Description Etorphine–azaperone is the most commonly used drug combination for chemical immobilisation of free-ranging white rhinoceroses, but causes several profound physiological disturbances, including muscle tremors. The addition of benzodiazepine sedatives, such as midazolam, has been proposed to reduce the muscular rigidity and tremors in immobilised rhinoceroses. Twenty-three free-ranging, sub-adult white rhinoceros bulls were darted and captured using a combination of etorphine plus either azaperone or midazolam. Skeletal muscle tremors were visually evaluated and scored by an experienced veterinarian, and tremor scores and distance run were compared between groups using the Wilcoxon rank sum test. No statistical differences were observed in tremor scores (p = 0.435) or distance run (p = 0.711) between the two groups, and no correlation between these variables was detected (r = –0.628; p = 0.807). Etorphine–midazolam was as effective as etorphine–azaperone at immobilising rhinoceroses, with animals running similar distances. Although the addition of midazolam to the etorphine did not reduce tremor scores compared to azaperone, it might have other beneficial immobilising effects in rhinoceroses, and further investigation is necessary to elucidate possible methods of reducing muscle tremoring during chemical immobilisation of rhinoceroses.
 
Publisher AOSIS
 
Contributor SANParks Veterinary Wildlife Services Wildlife Group of the South African Veterinary Association National Research Foundation (NRF) International Rhino Foundation Faculty of Veterinary Science of the University of Pretoria Wildlife Pharmaceuticals

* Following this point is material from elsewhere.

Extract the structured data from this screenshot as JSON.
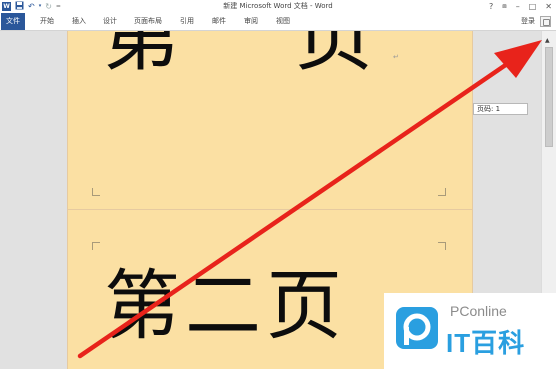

Date 2021-06-28
 
Type info:eu-repo/semantics/article info:eu-repo/semantics/publishedVersion — —
Format text/html application/epub+zip text/xml application/pdf
Identifier 10.4102/jsava.v92i0.2142
 
Source Journal of the South African Veterinary Association; Vol 92 (2021); 3 pages 2224-9435 1019-9128
 
Language eng
 
Relation https://journals.jsava.aosis.co.za/index.php/jsava/article/view/2142/2730 https://journals.jsava.aosis.co.za/index.php/jsava/article/view/2142/2731 https://journals.jsava.aosis.co.za/index.php/jsava/article/view/2142/2732 https://journals.jsava.aosis.co.za/index.php/jsava/article/view/2142/2733
 
Coverage South Africa — white rhinoceros; free ranging; juvenile bulls
Rights Copyright (c) 2021 Mary Nasr, Leith C.R. Meyer, Peter Buss, Maria C. Fàbregas, Robin D. Gleed, Jordyn M. Boesch, Friederike Pohlin https://creativecommons.org/licenses/by/4.0